**WHAT IS NEEDED**
Gather each line of the records where "icon" appears.
(TASK MATERIAL begins)
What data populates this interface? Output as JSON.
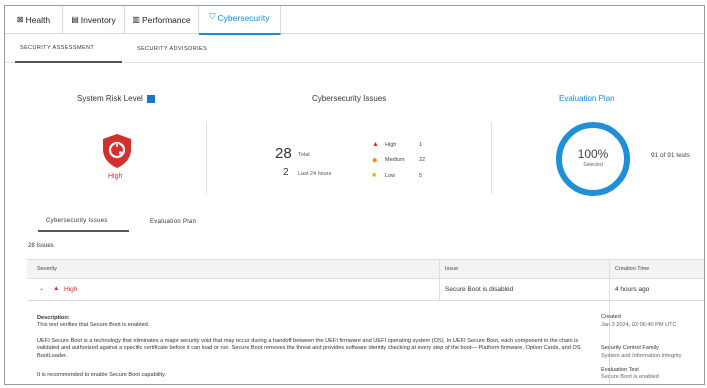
{
  "tabs": [
    {
      "label": "Health",
      "icon": "health-icon",
      "glyph": "⊠"
    },
    {
      "label": "Inventory",
      "icon": "inventory-icon",
      "glyph": "▤"
    },
    {
      "label": "Performance",
      "icon": "performance-icon",
      "glyph": "▥"
    },
    {
      "label": "Cybersecurity",
      "icon": "shield-icon",
      "glyph": "⛉"
    }
  ],
  "subtabs": [
    "Security Assessment",
    "Security Advisories"
  ],
  "risk": {
    "title": "System Risk Level",
    "level": "High"
  },
  "issues_summary": {
    "title": "Cybersecurity Issues",
    "total": "28",
    "total_label": "Total",
    "recent": "2",
    "recent_label": "Last 24 hours",
    "severities": [
      {
        "label": "High",
        "count": "1",
        "color": "#d32f2f",
        "glyph": "▲"
      },
      {
        "label": "Medium",
        "count": "22",
        "color": "#f08c1a",
        "glyph": "◆"
      },
      {
        "label": "Low",
        "count": "5",
        "color": "#f5b400",
        "glyph": "■"
      }
    ]
  },
  "evaluation": {
    "title": "Evaluation Plan",
    "percent": "100%",
    "percent_label": "Selected",
    "tests": "91 of 91 tests"
  },
  "lower_tabs": [
    "Cybersecurity Issues",
    "Evaluation Plan"
  ],
  "issues_count": "28 Issues",
  "table": {
    "headers": [
      "Severity",
      "Issue",
      "Creation Time"
    ],
    "row": {
      "severity": "High",
      "issue": "Secure Boot is disabled",
      "time": "4 hours ago"
    }
  },
  "detail": {
    "description_label": "Description:",
    "description": "This test verifies that Secure Boot is enabled.",
    "body": "UEFI Secure Boot is a technology that eliminates a major security void that may occur during a handoff between the UEFI firmware and UEFI operating system (OS). In UEFI Secure Boot, each component in the chain is validated and authorized against a specific certificate before it can load or run. Secure Boot removes the threat and provides software identity checking at every step of the boot— Platform firmware, Option Cards, and OS BootLoader.",
    "recommendation": "It is recommended to enable Secure Boot capability.",
    "created_label": "Created",
    "created_value": "Jan 3 2024, 02:06:40 PM UTC",
    "family_label": "Security Control Family",
    "family_value": "System and Information Integrity",
    "test_label": "Evaluation Test",
    "test_value": "Secure Boot is enabled"
  },
  "colors": {
    "accent": "#1a8cd8",
    "high": "#d32f2f",
    "donut": "#1f8fd6"
  }
}
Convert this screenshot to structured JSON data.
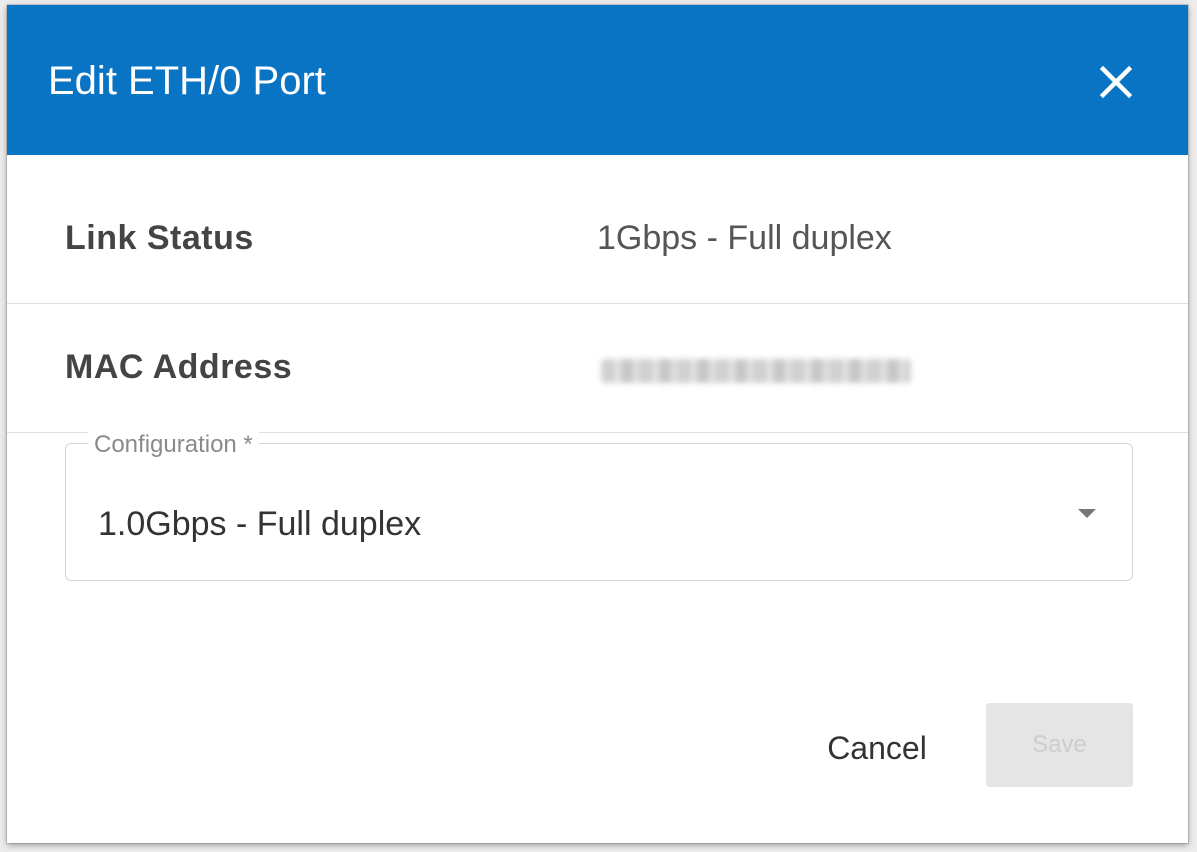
{
  "dialog": {
    "title": "Edit ETH/0 Port",
    "close_icon": "close-icon",
    "header_color": "#0a74c4"
  },
  "info": {
    "link_status_label": "Link Status",
    "link_status_value": "1Gbps - Full duplex",
    "mac_address_label": "MAC Address",
    "mac_address_value_redacted": true
  },
  "configuration": {
    "label": "Configuration *",
    "selected": "1.0Gbps - Full duplex",
    "arrow_icon": "dropdown-arrow-icon"
  },
  "actions": {
    "cancel_label": "Cancel",
    "save_label": "Save",
    "save_disabled": true
  }
}
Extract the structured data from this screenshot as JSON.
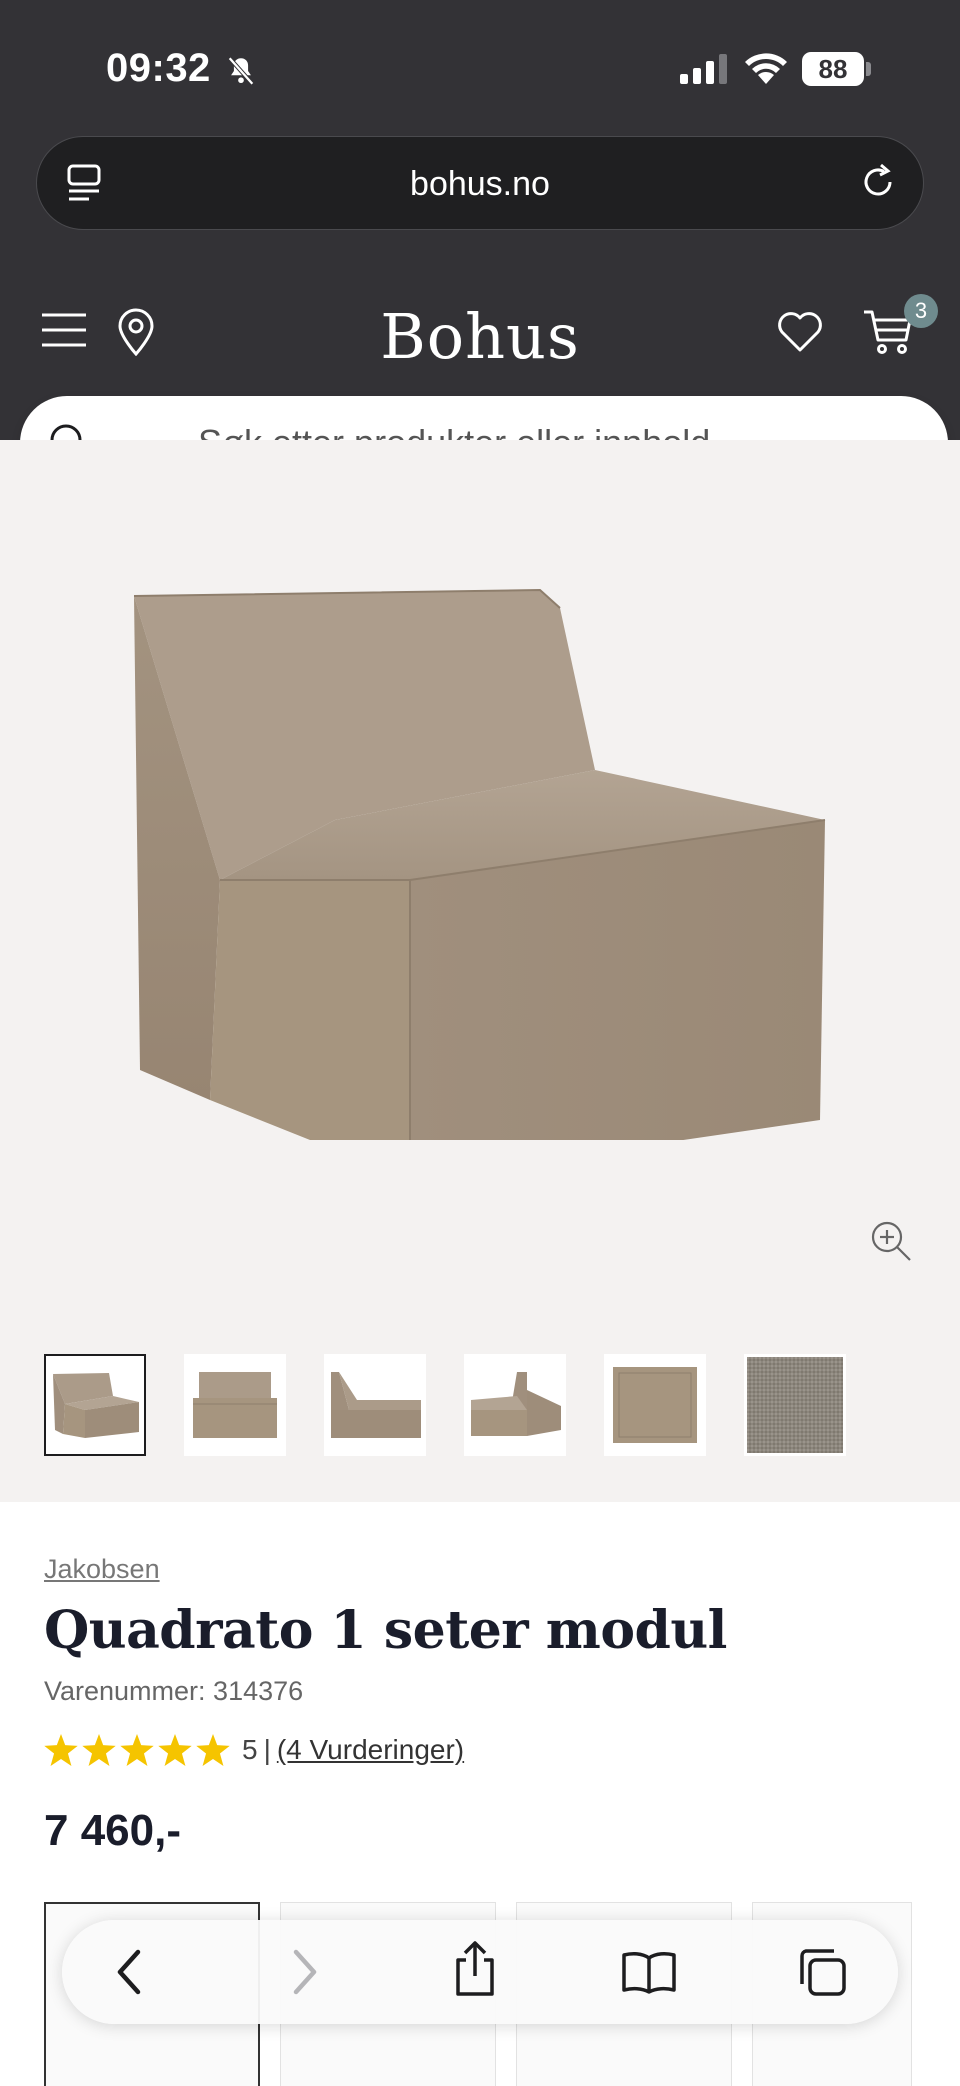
{
  "status_bar": {
    "time": "09:32",
    "battery": "88"
  },
  "browser": {
    "url": "bohus.no"
  },
  "site": {
    "logo": "Bohus",
    "cart_count": "3",
    "search_placeholder": "Søk etter produkter eller innhold ..."
  },
  "gallery": {
    "thumbnail_count": 6,
    "active_thumbnail": 0
  },
  "product": {
    "brand": "Jakobsen",
    "title": "Quadrato 1 seter modul",
    "sku": "Varenummer: 314376",
    "rating_value": "5",
    "rating_separator": "|",
    "rating_link": "(4 Vurderinger)",
    "stars": 5,
    "price": "7 460,-"
  },
  "colors": {
    "header_bg": "#333236",
    "gallery_bg": "#f4f2f1",
    "star": "#f5c400",
    "cart_badge": "#6f8b8e",
    "sofa_fabric": "#a69685"
  }
}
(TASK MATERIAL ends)
**SOLUTION TO THE PROBLEM**
      "icon": "health-icon",
      "icon": "inventory-icon",
      "icon": "performance-icon",
      "icon": "shield-icon",
    "close_icon": "close-icon",
    "arrow_icon": "dropdown-arrow-icon"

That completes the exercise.